Segment Start: Data excerpts

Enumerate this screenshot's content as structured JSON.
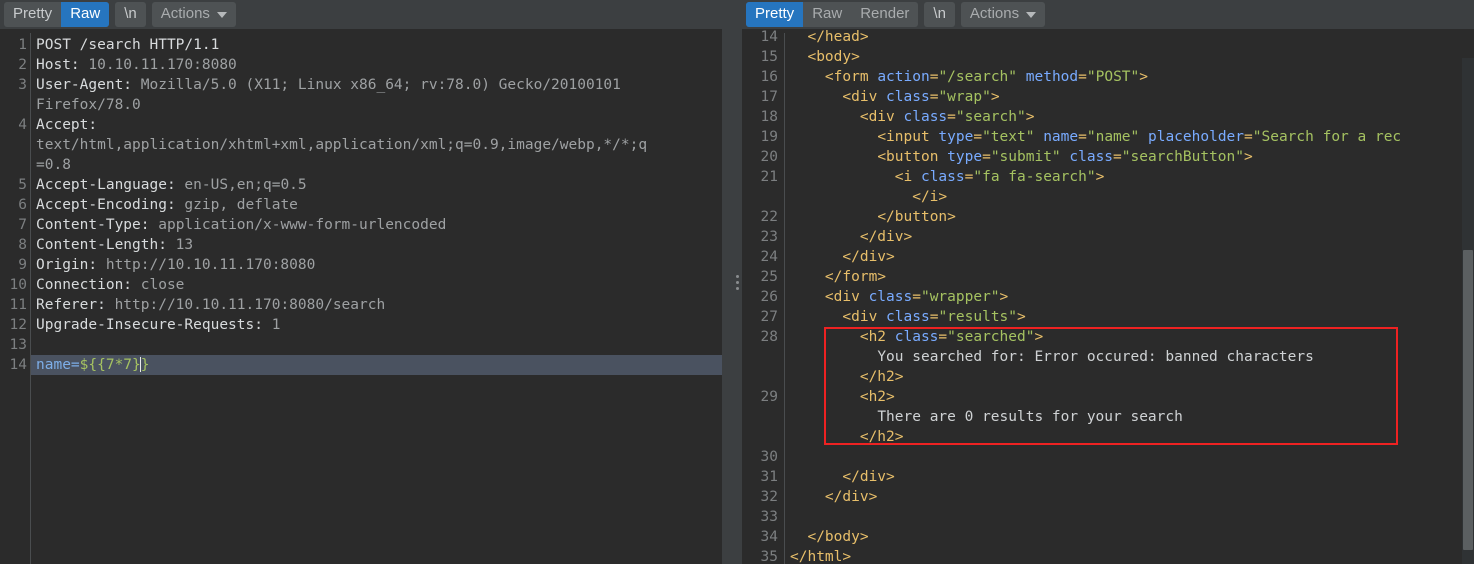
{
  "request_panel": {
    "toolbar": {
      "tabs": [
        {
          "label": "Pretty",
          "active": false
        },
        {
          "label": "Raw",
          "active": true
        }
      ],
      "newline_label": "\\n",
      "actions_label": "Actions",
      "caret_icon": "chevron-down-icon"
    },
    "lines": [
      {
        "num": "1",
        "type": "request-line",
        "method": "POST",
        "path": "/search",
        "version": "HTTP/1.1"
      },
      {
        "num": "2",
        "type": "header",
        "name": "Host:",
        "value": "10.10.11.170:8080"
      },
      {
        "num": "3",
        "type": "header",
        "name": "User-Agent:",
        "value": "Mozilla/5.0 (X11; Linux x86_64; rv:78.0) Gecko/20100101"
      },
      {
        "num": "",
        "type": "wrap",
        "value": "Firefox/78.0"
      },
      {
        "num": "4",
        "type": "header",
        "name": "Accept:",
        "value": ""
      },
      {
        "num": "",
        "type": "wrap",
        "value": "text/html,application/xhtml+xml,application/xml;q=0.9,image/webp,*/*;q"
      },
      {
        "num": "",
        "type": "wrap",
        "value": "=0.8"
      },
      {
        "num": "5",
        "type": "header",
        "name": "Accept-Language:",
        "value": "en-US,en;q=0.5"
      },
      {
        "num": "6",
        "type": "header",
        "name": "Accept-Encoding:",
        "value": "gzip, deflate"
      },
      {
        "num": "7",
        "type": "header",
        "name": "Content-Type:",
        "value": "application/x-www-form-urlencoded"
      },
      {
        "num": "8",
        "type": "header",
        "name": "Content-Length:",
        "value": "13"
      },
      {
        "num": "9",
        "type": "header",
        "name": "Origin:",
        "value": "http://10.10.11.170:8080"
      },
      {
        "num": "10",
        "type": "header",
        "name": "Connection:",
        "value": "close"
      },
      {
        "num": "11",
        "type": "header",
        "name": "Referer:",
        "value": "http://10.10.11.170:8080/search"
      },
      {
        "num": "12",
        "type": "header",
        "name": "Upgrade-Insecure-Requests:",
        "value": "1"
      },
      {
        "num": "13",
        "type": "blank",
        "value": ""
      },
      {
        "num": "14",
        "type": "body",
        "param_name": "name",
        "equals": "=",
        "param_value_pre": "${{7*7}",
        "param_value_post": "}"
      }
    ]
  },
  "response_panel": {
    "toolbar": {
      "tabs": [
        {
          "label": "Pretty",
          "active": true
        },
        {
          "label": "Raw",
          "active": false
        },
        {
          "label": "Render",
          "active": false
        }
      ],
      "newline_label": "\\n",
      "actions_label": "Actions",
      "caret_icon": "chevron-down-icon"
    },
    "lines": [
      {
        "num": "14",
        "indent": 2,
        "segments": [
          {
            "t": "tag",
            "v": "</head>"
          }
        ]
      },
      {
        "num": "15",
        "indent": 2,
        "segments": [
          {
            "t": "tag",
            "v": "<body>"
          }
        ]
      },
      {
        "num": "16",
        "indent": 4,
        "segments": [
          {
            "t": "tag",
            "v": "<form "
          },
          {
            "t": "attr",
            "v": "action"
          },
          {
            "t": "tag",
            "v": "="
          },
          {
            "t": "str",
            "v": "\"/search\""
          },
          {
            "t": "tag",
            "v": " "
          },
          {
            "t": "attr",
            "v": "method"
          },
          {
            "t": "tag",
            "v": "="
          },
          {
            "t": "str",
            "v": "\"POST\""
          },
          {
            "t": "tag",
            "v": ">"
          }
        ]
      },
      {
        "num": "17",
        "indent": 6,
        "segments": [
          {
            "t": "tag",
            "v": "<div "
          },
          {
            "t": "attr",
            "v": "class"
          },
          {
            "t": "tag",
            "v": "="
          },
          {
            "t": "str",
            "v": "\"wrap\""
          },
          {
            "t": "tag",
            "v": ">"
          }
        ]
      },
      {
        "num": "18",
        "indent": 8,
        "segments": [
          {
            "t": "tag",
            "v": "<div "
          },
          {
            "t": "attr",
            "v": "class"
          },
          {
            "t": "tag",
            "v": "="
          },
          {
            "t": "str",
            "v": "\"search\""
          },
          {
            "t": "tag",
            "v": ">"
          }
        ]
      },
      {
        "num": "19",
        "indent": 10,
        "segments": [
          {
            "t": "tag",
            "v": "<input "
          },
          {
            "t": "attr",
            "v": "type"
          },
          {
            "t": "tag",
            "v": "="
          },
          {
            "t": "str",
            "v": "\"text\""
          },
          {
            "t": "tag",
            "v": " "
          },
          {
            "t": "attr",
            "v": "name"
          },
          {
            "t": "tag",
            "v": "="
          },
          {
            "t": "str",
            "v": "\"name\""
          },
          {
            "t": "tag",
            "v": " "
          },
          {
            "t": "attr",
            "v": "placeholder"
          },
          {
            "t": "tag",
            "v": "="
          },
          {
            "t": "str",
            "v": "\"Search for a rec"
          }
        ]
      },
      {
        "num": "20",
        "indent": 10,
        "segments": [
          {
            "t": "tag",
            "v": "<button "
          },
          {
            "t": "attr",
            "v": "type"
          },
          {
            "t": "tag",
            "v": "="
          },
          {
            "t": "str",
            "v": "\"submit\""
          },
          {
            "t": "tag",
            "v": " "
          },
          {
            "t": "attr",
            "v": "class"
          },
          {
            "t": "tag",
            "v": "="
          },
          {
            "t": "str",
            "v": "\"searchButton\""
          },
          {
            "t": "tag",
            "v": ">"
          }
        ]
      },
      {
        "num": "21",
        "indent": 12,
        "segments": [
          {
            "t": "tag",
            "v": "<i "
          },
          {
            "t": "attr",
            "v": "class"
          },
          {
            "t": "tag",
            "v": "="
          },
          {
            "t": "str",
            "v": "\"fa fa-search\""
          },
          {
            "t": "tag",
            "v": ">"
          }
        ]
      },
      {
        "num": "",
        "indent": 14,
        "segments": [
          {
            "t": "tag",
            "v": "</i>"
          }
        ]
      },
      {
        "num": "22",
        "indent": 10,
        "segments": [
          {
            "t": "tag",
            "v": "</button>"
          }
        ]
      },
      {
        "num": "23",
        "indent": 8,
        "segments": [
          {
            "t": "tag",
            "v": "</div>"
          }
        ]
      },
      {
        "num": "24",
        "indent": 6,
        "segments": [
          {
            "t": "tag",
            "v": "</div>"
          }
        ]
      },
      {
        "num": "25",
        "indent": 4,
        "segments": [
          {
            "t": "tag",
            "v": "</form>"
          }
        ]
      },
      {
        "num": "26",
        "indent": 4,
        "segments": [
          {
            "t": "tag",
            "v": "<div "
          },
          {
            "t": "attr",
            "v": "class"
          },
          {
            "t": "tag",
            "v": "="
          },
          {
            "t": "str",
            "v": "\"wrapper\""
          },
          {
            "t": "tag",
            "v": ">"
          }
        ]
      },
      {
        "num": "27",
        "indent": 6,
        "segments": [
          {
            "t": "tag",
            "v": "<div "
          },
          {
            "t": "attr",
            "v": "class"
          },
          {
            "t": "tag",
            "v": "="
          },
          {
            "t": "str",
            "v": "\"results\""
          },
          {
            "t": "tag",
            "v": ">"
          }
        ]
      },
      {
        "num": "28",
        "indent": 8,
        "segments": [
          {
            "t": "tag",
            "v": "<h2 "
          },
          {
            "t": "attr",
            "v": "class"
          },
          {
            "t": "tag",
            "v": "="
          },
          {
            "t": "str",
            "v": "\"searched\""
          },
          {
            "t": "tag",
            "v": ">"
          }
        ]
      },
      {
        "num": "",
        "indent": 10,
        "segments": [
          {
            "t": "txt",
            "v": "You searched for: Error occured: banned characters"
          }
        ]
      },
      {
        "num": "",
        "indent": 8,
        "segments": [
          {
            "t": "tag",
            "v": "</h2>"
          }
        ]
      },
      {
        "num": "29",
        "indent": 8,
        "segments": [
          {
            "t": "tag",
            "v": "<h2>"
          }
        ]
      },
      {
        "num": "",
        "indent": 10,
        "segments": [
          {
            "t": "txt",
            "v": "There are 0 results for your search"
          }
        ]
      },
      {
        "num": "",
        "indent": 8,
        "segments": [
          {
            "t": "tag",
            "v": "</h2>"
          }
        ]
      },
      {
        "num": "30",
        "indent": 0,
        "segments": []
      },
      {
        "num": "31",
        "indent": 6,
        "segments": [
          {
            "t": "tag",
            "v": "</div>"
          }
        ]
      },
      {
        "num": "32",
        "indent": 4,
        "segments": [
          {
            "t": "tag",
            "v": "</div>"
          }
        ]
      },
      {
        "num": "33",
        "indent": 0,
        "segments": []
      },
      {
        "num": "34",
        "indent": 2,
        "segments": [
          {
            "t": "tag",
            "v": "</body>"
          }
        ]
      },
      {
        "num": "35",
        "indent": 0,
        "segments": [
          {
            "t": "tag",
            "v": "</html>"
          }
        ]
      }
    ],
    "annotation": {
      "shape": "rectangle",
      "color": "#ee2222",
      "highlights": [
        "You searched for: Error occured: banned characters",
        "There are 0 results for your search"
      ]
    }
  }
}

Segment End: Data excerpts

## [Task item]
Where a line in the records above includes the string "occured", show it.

## [Written reply]
            "v": "You searched for: Error occured: banned characters"
        "You searched for: Error occured: banned characters",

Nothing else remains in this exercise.